Diabetes mellitus
For years, nutrition fads preached the dangers of high-fat foods — particularly meat and dairy. In response to this anti-fat content movement, skim milk became a wildly popular alternative to full-fat milk. But new research suggests that individuals who consume full-fat dairy actually weigh less and moreover are less likely to develop diabetes compared to individuals who consume low-fat dairy foods.

Published in the journal Circulation, the study looked a the blood of 3,333 adults over the course of 15 years. At the end of the study, they found that individuals who had higher levels full-fat dairy byproducts in their blood had a 46% average lower risk of getting diabetes.

“There is no prospective human evidence that people who eat low-fat dairy do better than people who eat whole-fat dairy,” said Dr. Dariush Mozaffarian, one of the researchers of the study.

In another study, researchers looked at the relationship between dairy consumption and the likelihood of obesity. For the study, over 8,000 were surveyed, where they completed a questionnaire that asked them how often they ate certain types of dairy foods.

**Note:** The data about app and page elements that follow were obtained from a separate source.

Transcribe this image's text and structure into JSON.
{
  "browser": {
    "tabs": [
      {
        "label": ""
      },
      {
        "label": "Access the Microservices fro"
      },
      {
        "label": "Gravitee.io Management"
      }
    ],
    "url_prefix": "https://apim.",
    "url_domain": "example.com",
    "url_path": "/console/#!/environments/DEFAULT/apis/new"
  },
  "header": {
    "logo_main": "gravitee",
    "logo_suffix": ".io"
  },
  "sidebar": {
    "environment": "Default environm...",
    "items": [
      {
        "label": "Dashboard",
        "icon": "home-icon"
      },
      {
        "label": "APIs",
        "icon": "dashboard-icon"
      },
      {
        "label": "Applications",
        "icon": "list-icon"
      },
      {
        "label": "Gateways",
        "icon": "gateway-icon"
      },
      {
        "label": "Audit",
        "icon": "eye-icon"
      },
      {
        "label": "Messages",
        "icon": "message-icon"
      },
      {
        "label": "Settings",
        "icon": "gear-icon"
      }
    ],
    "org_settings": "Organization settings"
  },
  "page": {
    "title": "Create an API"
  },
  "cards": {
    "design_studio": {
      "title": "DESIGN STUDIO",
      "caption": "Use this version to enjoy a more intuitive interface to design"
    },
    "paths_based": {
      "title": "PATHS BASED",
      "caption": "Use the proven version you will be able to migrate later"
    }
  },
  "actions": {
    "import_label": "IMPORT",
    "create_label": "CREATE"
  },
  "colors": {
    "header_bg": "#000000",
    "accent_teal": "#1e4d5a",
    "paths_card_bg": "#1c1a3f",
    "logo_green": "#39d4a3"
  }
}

Similarly to the first study, researchers found that those who consumed the highest fat dairy products had an 8% lower risk of becoming obese or overweight compared to those who ate low-fat dairy products.

So what leads to the diabetes? A big culprit in this — like most cases with diabetes — is sugar. In order to preserve flavor, low-fat products are loaded with sugar. These hidden sugars are contributing to the rampant diabetes epidemic taking hold in the U.S., particularly with the Latino population. Statistically speaking, Latinos experience a disproportionate amount of diabetes within their communities.

Around 1.5 billion gallons of ice cream is produced in the U.S. each year. Perhaps this new research means that it’s not so bad to indulge every now and again, after all.